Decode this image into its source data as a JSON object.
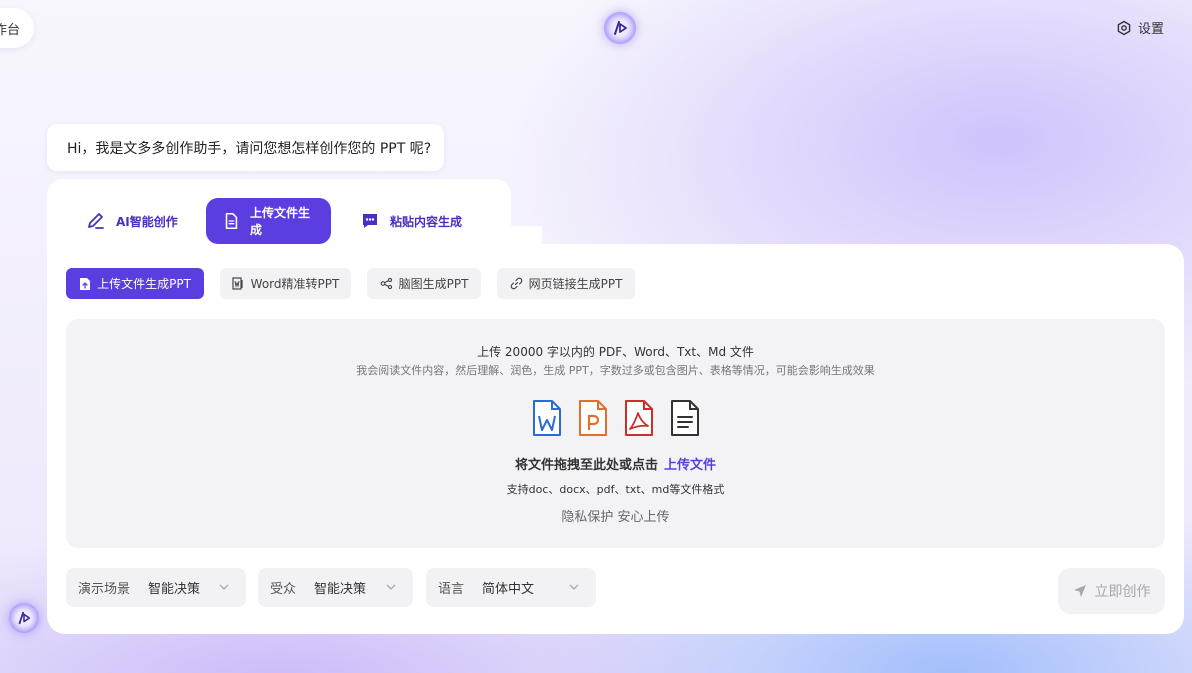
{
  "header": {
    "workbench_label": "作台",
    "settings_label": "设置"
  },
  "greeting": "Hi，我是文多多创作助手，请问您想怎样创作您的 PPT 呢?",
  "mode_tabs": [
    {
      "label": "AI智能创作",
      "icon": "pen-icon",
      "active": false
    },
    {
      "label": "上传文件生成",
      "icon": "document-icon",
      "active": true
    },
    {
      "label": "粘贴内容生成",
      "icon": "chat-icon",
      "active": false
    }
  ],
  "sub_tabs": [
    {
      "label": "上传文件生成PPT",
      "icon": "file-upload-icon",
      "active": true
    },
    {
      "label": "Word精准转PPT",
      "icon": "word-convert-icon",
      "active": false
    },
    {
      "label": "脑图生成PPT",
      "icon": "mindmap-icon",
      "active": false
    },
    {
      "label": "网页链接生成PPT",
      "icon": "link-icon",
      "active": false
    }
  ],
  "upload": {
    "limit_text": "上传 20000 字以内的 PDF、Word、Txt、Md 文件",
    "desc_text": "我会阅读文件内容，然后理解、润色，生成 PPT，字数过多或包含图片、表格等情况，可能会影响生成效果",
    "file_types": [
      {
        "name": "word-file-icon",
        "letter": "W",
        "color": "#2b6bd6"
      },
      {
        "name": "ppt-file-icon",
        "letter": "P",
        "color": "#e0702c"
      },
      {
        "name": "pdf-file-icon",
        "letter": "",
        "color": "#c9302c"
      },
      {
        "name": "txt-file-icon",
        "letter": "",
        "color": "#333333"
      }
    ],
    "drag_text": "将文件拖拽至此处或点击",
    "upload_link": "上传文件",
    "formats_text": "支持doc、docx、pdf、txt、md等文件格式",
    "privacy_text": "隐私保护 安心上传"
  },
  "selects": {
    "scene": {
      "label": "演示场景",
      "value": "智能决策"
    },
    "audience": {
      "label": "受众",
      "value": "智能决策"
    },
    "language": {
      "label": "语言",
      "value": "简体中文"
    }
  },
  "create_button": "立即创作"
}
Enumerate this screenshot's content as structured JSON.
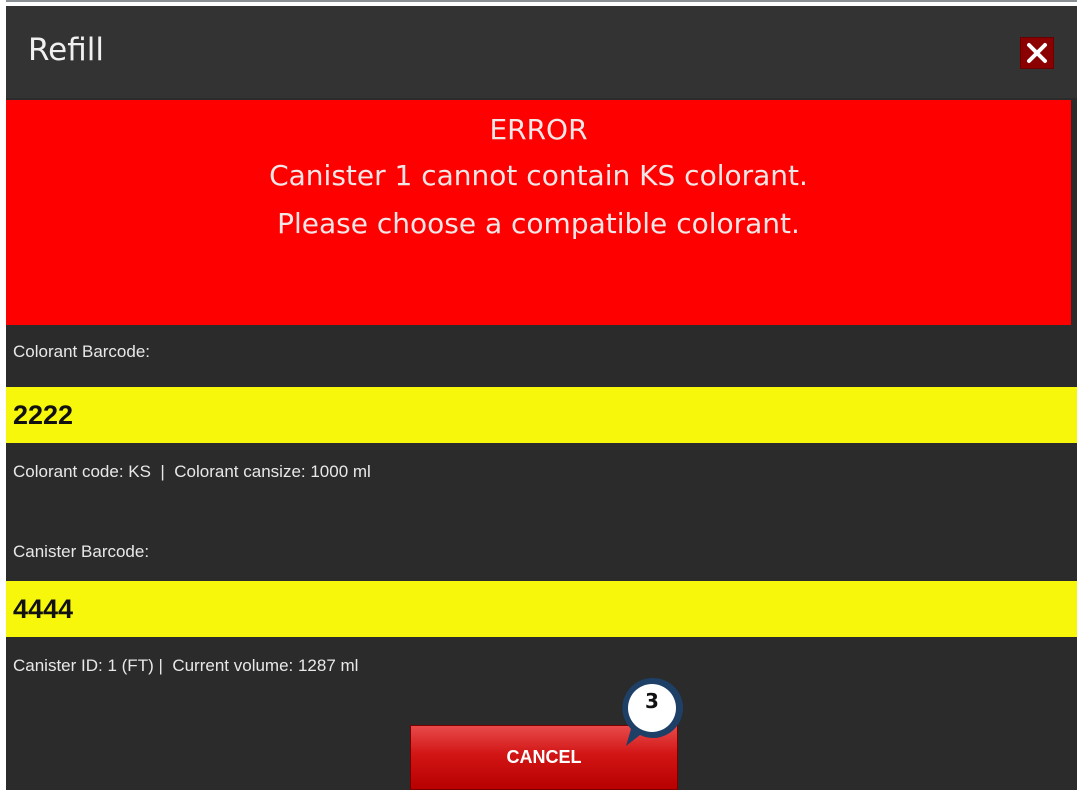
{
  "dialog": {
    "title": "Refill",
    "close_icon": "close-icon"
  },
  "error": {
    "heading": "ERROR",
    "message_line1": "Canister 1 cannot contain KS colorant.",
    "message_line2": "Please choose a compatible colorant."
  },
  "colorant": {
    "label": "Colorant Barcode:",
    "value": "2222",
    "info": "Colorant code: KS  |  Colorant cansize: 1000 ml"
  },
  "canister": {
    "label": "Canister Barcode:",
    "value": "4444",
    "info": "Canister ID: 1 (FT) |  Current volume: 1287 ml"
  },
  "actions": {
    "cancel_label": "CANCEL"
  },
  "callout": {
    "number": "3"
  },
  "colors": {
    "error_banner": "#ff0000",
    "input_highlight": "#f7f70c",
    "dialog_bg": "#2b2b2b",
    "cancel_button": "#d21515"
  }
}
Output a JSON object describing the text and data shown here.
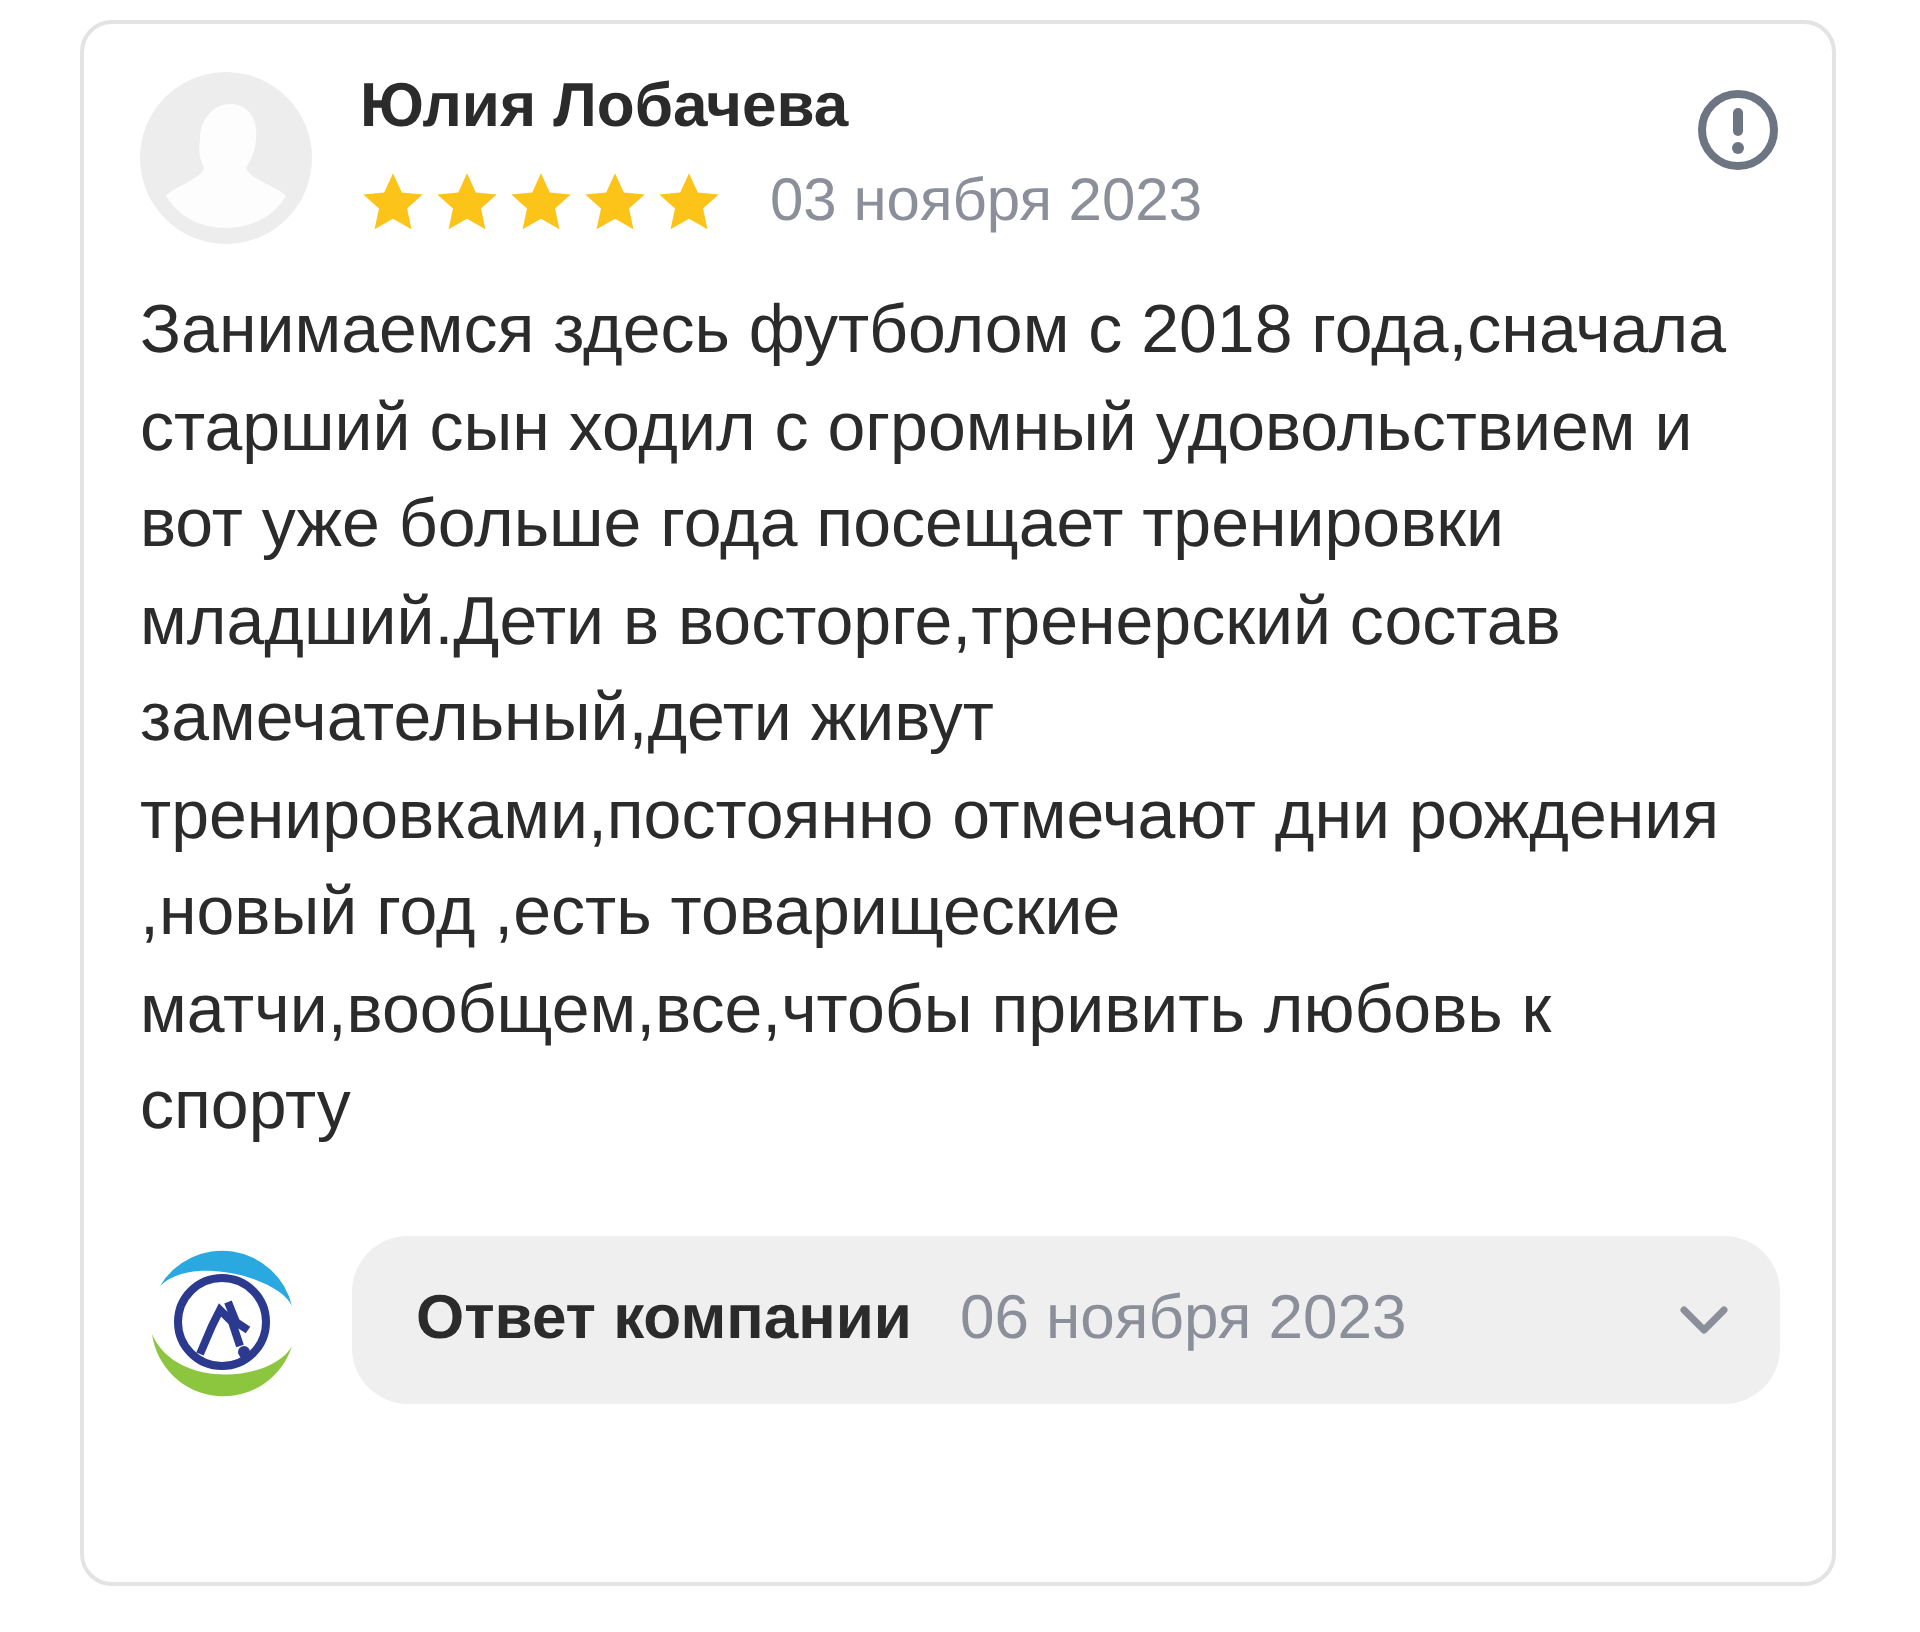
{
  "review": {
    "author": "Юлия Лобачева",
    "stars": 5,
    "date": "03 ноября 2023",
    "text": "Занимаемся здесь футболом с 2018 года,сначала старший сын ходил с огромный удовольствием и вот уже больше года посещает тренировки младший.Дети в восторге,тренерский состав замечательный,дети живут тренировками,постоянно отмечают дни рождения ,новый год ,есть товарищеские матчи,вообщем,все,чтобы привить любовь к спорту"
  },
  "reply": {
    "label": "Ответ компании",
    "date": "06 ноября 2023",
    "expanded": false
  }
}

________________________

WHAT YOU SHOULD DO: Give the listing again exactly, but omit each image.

OUTPUT OF THE TASK:
Decode this image into its source data as a JSON object.
{
  "header": {
    "workbench_label": "作台",
    "settings_label": "设置"
  },
  "greeting": "Hi，我是文多多创作助手，请问您想怎样创作您的 PPT 呢?",
  "mode_tabs": [
    {
      "label": "AI智能创作",
      "icon": "pen-icon",
      "active": false
    },
    {
      "label": "上传文件生成",
      "icon": "document-icon",
      "active": true
    },
    {
      "label": "粘贴内容生成",
      "icon": "chat-icon",
      "active": false
    }
  ],
  "sub_tabs": [
    {
      "label": "上传文件生成PPT",
      "icon": "file-upload-icon",
      "active": true
    },
    {
      "label": "Word精准转PPT",
      "icon": "word-convert-icon",
      "active": false
    },
    {
      "label": "脑图生成PPT",
      "icon": "mindmap-icon",
      "active": false
    },
    {
      "label": "网页链接生成PPT",
      "icon": "link-icon",
      "active": false
    }
  ],
  "upload": {
    "limit_text": "上传 20000 字以内的 PDF、Word、Txt、Md 文件",
    "desc_text": "我会阅读文件内容，然后理解、润色，生成 PPT，字数过多或包含图片、表格等情况，可能会影响生成效果",
    "file_types": [
      {
        "name": "word-file-icon",
        "letter": "W",
        "color": "#2b6bd6"
      },
      {
        "name": "ppt-file-icon",
        "letter": "P",
        "color": "#e0702c"
      },
      {
        "name": "pdf-file-icon",
        "letter": "",
        "color": "#c9302c"
      },
      {
        "name": "txt-file-icon",
        "letter": "",
        "color": "#333333"
      }
    ],
    "drag_text": "将文件拖拽至此处或点击",
    "upload_link": "上传文件",
    "formats_text": "支持doc、docx、pdf、txt、md等文件格式",
    "privacy_text": "隐私保护 安心上传"
  },
  "selects": {
    "scene": {
      "label": "演示场景",
      "value": "智能决策"
    },
    "audience": {
      "label": "受众",
      "value": "智能决策"
    },
    "language": {
      "label": "语言",
      "value": "简体中文"
    }
  },
  "create_button": "立即创作"
}
Enumerate this screenshot's content as structured JSON.
{
  "dialog": {
    "title": "Refill",
    "close_icon": "close-icon"
  },
  "error": {
    "heading": "ERROR",
    "message_line1": "Canister 1 cannot contain KS colorant.",
    "message_line2": "Please choose a compatible colorant."
  },
  "colorant": {
    "label": "Colorant Barcode:",
    "value": "2222",
    "info": "Colorant code: KS  |  Colorant cansize: 1000 ml"
  },
  "canister": {
    "label": "Canister Barcode:",
    "value": "4444",
    "info": "Canister ID: 1 (FT) |  Current volume: 1287 ml"
  },
  "actions": {
    "cancel_label": "CANCEL"
  },
  "callout": {
    "number": "3"
  },
  "colors": {
    "error_banner": "#ff0000",
    "input_highlight": "#f7f70c",
    "dialog_bg": "#2b2b2b",
    "cancel_button": "#d21515"
  }
}
Output a JSON object describing the text and data shown here.
{
  "review": {
    "author": "Юлия Лобачева",
    "stars": 5,
    "date": "03 ноября 2023",
    "text": "Занимаемся здесь футболом с 2018 года,сначала старший сын ходил с огромный удовольствием и вот уже больше года посещает тренировки младший.Дети в восторге,тренерский состав замечательный,дети живут тренировками,постоянно отмечают дни рождения ,новый год ,есть товарищеские матчи,вообщем,все,чтобы привить любовь к спорту"
  },
  "reply": {
    "label": "Ответ компании",
    "date": "06 ноября 2023",
    "expanded": false
  }
}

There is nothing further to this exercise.